Given the recent rise of crypto tax platforms, individuals and businesses are oftentimes drawn in by promises of speed and simplicity. At the same time, even top-rated platforms like CoinTracking depend on competent users to ensure accurate calculations and compliant reports. Although I outlined a few of the common errors associated with crypto tax software in a recent article, a deeper dive is key to knowing what to look out for. By promoting awareness through today’s article, my goal is to help drive action when these situations arise.
Historical Pricing Inaccuracies

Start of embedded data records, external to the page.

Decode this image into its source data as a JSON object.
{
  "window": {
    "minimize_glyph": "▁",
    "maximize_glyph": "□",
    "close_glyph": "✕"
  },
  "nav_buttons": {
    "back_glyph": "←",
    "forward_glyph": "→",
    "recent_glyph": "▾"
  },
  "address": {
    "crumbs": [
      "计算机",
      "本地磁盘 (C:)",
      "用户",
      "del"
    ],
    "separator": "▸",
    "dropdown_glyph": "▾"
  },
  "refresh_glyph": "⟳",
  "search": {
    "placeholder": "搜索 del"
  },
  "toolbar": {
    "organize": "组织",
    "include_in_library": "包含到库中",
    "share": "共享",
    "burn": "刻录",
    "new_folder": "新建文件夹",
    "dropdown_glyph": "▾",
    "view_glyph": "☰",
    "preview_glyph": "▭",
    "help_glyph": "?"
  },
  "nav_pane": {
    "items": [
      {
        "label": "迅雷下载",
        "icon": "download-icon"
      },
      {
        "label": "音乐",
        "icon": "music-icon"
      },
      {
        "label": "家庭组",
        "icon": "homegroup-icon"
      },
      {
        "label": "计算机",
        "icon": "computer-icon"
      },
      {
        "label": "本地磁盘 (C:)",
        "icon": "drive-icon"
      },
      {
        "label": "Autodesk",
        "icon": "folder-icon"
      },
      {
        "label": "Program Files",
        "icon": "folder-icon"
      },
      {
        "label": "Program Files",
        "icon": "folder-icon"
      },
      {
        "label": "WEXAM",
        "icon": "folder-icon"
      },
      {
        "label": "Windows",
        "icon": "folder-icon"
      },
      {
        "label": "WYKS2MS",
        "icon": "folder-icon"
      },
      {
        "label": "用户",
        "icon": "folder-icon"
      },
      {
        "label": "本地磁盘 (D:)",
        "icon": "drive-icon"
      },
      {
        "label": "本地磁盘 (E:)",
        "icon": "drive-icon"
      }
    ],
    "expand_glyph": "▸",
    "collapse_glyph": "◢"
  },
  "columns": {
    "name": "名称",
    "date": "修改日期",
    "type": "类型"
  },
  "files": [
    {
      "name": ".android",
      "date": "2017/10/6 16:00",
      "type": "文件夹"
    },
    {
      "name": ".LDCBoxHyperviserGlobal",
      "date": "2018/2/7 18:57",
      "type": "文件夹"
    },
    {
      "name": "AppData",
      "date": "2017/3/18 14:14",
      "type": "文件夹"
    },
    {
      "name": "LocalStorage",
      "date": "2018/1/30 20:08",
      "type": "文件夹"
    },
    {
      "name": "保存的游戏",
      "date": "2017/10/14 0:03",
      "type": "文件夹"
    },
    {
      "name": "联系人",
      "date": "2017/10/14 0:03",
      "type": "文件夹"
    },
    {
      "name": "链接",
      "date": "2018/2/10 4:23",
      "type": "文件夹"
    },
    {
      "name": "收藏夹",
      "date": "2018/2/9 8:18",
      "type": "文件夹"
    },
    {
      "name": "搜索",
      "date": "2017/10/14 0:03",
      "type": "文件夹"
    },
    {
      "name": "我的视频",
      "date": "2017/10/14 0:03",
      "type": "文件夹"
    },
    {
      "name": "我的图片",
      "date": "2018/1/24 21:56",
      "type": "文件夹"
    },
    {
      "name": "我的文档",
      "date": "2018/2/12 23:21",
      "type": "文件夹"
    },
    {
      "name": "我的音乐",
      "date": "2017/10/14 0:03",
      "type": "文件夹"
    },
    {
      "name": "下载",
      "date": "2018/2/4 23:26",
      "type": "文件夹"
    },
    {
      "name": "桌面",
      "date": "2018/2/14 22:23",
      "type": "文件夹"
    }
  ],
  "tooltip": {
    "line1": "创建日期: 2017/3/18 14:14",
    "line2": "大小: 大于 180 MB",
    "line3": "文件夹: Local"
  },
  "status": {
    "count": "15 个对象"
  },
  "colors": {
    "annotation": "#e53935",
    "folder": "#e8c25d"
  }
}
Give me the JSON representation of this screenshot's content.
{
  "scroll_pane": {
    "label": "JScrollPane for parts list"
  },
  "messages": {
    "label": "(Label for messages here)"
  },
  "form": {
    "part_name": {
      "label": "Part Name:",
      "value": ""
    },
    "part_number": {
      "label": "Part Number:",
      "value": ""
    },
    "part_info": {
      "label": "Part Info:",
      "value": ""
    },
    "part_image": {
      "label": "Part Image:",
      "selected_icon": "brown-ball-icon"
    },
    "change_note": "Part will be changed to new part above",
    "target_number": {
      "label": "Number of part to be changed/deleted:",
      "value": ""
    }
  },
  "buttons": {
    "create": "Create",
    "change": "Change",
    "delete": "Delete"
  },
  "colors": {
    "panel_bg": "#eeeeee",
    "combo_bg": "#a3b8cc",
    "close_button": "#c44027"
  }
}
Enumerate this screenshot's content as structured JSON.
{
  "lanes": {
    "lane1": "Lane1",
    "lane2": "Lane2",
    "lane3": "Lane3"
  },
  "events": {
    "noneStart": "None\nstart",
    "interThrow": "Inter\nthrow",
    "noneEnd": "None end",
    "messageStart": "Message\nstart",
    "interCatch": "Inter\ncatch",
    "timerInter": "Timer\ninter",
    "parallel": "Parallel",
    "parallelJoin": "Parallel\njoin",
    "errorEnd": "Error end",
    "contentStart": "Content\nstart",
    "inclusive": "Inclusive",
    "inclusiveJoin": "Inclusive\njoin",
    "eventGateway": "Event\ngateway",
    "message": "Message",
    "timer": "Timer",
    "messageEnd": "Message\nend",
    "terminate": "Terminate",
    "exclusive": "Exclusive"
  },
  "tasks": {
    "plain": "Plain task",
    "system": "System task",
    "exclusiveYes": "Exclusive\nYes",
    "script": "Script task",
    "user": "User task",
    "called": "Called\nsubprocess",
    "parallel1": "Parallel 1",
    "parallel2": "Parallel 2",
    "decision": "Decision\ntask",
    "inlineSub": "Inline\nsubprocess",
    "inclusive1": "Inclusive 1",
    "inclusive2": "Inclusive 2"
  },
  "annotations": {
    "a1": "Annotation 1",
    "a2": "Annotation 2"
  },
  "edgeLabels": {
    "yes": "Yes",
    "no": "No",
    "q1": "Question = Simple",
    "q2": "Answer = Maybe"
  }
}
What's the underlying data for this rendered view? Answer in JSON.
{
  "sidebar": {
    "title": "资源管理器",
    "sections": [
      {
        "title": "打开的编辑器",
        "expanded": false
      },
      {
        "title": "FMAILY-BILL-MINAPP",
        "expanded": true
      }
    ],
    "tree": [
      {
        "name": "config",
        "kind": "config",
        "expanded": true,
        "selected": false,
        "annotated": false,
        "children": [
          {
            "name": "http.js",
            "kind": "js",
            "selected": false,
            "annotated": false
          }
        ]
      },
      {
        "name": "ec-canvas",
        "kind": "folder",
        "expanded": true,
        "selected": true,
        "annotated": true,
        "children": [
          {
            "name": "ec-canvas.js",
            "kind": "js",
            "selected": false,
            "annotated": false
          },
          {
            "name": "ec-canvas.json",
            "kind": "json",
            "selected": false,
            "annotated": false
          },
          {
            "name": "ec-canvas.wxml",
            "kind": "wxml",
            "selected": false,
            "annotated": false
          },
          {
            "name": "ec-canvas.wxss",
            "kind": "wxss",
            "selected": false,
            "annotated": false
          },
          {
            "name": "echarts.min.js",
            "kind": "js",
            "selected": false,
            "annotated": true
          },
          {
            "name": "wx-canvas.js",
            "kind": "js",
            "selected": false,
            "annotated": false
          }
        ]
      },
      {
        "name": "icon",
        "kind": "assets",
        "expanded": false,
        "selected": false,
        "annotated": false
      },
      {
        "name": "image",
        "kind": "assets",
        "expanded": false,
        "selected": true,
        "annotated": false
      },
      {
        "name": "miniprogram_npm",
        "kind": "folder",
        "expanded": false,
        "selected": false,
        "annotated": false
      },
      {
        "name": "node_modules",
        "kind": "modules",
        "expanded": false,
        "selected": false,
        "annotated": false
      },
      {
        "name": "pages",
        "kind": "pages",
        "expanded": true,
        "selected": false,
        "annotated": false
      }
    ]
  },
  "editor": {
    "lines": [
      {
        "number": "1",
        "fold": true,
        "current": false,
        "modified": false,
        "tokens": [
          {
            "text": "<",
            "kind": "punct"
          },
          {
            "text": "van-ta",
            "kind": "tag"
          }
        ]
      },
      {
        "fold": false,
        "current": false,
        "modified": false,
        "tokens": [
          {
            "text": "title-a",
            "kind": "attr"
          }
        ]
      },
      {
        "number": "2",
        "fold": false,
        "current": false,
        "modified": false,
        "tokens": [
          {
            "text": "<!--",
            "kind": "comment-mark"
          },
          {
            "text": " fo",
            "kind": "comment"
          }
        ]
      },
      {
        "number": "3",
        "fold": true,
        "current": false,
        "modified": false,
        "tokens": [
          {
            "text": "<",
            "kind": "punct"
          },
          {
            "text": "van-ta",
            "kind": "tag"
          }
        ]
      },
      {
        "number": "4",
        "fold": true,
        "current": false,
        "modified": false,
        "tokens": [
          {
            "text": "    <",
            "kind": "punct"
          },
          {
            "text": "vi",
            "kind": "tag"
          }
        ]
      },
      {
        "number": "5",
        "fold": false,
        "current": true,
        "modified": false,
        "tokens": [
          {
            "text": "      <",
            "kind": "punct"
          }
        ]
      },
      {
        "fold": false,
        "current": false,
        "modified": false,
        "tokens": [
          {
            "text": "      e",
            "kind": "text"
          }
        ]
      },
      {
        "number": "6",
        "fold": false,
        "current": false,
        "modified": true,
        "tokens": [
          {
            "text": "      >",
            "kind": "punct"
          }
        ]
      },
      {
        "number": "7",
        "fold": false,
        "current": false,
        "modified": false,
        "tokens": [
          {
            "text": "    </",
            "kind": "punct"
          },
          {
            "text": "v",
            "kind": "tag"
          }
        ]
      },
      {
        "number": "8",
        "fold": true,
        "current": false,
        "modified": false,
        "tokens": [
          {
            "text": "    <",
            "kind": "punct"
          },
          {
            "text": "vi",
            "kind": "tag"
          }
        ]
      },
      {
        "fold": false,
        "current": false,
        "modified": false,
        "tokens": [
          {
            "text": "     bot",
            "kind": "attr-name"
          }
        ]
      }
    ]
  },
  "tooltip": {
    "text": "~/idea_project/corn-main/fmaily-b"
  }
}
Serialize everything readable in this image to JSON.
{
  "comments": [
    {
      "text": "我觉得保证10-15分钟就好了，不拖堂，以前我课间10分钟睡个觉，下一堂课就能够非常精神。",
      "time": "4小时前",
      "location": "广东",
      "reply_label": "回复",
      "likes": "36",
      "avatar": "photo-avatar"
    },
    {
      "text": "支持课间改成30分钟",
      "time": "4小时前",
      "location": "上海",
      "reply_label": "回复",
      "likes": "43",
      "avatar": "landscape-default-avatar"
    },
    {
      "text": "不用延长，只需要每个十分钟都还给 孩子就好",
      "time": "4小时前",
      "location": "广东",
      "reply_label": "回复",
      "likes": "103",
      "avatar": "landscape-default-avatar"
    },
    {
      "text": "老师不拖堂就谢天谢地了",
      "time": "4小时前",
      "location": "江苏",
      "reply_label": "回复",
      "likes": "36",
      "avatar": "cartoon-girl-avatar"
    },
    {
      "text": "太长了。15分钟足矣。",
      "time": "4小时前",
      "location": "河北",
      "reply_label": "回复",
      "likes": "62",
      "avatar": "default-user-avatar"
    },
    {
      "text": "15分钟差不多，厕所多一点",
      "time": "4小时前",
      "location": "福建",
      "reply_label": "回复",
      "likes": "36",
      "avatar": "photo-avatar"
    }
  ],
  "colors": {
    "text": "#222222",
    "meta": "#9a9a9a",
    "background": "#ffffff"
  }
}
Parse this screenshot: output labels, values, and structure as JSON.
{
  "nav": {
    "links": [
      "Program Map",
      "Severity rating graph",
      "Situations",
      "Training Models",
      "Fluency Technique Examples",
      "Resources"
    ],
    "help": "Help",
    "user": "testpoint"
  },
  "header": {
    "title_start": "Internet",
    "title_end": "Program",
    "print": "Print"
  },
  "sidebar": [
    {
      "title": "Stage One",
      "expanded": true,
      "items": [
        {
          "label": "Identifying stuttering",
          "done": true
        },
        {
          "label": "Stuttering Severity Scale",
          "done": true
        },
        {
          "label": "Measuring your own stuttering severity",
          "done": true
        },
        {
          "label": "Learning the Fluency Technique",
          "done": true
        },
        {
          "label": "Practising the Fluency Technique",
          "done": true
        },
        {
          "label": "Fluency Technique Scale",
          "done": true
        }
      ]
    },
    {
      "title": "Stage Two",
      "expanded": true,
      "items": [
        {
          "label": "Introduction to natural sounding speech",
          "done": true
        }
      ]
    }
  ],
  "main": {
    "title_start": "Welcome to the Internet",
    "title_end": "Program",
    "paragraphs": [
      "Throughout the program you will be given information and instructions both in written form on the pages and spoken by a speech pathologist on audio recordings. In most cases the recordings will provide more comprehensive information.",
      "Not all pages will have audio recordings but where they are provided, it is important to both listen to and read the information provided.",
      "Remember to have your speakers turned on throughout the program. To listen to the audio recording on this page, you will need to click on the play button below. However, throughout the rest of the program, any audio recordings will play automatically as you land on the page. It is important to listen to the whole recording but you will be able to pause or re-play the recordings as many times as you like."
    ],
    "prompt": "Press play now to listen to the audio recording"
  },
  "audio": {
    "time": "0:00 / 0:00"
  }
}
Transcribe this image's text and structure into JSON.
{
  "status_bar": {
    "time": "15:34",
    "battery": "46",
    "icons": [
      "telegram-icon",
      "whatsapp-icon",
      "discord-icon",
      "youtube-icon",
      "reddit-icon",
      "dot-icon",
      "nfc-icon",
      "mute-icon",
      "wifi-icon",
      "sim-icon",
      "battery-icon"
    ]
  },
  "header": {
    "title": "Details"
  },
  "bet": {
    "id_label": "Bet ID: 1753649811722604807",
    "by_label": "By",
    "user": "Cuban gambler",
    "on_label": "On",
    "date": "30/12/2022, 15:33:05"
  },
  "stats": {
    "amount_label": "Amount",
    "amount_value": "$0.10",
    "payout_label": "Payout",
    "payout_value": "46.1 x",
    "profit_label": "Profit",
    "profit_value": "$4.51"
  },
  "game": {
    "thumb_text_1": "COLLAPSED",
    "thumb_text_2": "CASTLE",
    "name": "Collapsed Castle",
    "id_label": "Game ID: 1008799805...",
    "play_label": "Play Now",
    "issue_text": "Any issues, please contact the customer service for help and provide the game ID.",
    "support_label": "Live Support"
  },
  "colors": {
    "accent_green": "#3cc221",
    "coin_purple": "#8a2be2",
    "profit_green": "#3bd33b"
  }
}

One of the most common challenges with crypto tax software involves inaccurate cost basis calculations. In turn, overestimations and underestimations in taxable gains or losses can result. The root cause is oftentimes a discrepancy with the cryptocurrency’s historical price on the date of the purchase or sale. For example, third-party data providers may use different methods to calculate pricing data. As a result, these calculations can vary, leading to inconsistent data with the blockchain. Cross-checking this information is crucial to ensuring accurate crypto tax returns.
Unsupported Blockchain Protocols
Throughout the blockchain ecosystem, the issuance of new cryptocurrencies is a
regular occurrence. As a result, crypto tax platforms face the ongoing challenge of
capturing the full breadth of data within each wallet and exchange. For this reason, the cryptocurrency data captured by one platform can differ significantly from another. While many platforms feature automatic alerts for missing data, conducting a manual review to ensure accurate information is key.
Overstated Taxable Income
Even if both wallets are added to your crypto tax software, you may still find that internal transfers are recorded as taxable events. Here, you could wind up overpaying on your return through overstated taxable income. Swaps also have a tendency to appear either twice or for only one side of the swap, further decreasing accuracy.
Omitted Transaction Fees
During swaps and other transactions, fees are oftentimes necessary to facilitate the exchange. These can arise at either a fixed rate or as a percentage of the total
transaction cost. After an incomplete data import, however, these fees can be missed. In some cases, your crypto tax software may not offer coverage for the fees of a specific exchange. Likewise, the software may simply lack an automated fee categorization capability. Reviewing and manually inputting missing data is an important step to account for these miscalculations.
Limited Complex Transactions
DeFi protocols, airdrops, staking, and other complex transactions are oftentimes
unsupported on basic crypto tax platforms. While platforms like CoinTracking or CryptoTaxCalculator that are built for intermediate and advanced users generally
include these capabilities, simplified DIY platforms may leave these transactions
unaccounted for. As you’ll read in my recent article, choosing the right crypto tax software for your needs is an essential first step for accurate returns.
Regulatory Update Latency
The people behind your crypto tax software matter. Platforms with limited support networks are oftentimes delayed when it comes to regulatory updates. For example, regulations could outline new tax treatment for a specific cryptocurrency transaction type. If the crypto tax software in question is still using the old methodology, the misclassification could slide beneath the radar and lead to non-compliance. Staying up-to-date with regulations and choosing a platform with a robust support network can help mitigate these issues.
Opting for Professional Support
Although these are some of the most common errors facing crypto tax software today, the list above is a small sample of the possible obstacles and situations. As always, the best way to ensure accuracy, compliance, and optimized returns is through a crypto tax expert. I encourage you to visit my services page for a full look at how my crypto tax services can help.